Instead, the group has devoted $50 million of its $75 million operating budget to a digital ad portfolio. In all, it has trained 600 operatives on digital strategy and hired a team of roughly 60 individuals to create everything from online ads, videos, graphics, gifs and banner ads and to oversee media purchasing strategy. Their operation has expanded so fast that they had to open up a second office in Washington D.C.
“Campaigns still need to be putting a bigger percentage of their budget online,” said Josh Schwerin, a top spokesperson for the group. “The reason they don’t yet is it feels risky and new. And it is also because digital spending is more opaque. It is harder to know what you’re up against whereas with TV, you see every week the expenditures being spent and you’re like, ‘Oh we’ve got to match that.’”
But Schwerin also cautioned that digital is not a panacea. For every candidate whose campaign has taken off on the back of a viral video, there are 99 others whose campaigns remained stagnant. The audience watching television may be older and growing smaller. But those same people are the ones most reliably to vote. And even if the Republican Party has made great leaps on the digital front—through persuasion ads, list building, and fundraising—they have deeper pockets and are still pouring money into TV too.

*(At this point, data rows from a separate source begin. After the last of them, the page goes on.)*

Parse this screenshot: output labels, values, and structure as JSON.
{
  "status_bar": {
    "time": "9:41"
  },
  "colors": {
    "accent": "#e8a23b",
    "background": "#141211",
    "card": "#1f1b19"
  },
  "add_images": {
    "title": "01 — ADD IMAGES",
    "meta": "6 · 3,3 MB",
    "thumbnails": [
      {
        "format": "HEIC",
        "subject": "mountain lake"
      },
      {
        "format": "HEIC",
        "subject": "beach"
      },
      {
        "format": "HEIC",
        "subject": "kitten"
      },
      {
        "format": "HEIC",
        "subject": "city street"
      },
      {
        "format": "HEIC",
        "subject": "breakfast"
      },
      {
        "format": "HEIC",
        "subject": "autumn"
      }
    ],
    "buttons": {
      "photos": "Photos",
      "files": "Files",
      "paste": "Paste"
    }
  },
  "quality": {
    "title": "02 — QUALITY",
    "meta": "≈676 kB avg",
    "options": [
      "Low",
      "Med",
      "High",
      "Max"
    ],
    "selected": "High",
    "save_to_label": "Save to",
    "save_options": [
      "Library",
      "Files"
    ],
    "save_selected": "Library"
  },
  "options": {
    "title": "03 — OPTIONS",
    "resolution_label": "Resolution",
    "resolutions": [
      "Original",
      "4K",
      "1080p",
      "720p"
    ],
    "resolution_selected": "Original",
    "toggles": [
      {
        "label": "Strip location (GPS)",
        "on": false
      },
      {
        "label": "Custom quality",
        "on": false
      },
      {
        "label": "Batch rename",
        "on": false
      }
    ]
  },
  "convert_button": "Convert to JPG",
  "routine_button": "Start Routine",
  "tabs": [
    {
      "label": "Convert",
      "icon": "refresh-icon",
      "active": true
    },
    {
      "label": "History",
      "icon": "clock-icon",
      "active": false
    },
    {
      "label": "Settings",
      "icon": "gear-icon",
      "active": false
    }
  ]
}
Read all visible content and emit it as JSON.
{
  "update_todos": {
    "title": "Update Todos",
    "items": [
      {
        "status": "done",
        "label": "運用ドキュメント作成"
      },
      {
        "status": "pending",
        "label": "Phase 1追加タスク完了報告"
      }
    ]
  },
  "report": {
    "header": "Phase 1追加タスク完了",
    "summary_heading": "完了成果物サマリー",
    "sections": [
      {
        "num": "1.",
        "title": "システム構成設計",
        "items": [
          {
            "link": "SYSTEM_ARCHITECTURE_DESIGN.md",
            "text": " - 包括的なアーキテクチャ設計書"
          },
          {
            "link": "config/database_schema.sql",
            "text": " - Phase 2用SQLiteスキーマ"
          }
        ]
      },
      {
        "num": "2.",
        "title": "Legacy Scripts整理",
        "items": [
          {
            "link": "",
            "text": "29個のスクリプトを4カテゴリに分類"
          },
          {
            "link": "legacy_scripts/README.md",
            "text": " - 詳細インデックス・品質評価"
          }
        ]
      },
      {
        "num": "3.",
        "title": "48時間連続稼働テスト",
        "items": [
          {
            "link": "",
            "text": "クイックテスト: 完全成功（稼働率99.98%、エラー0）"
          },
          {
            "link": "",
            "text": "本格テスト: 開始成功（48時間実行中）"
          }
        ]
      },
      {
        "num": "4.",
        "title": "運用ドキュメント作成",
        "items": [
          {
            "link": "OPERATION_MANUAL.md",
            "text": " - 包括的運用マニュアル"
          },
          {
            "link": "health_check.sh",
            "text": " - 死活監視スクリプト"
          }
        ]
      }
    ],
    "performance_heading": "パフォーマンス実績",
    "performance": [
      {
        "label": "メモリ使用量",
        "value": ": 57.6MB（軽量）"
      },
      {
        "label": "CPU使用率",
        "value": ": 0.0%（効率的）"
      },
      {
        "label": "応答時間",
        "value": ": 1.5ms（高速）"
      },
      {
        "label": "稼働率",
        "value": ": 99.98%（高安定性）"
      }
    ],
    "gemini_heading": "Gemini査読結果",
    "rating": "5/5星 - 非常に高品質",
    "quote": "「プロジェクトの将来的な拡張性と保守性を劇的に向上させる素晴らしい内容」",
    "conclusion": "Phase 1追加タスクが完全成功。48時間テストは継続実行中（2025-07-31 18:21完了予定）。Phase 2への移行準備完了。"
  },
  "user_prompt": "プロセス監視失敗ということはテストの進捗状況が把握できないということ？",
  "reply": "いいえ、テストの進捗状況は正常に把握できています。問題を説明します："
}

“Digital has a growing part which our budget accounts for but I think it is fair to say TV and radio are still king,” said Chris Pack, communications director for a host of GOP super PACs and outside groups. He added, tongue in cheek: “We encourage all Democrats to stop spending money on TV.”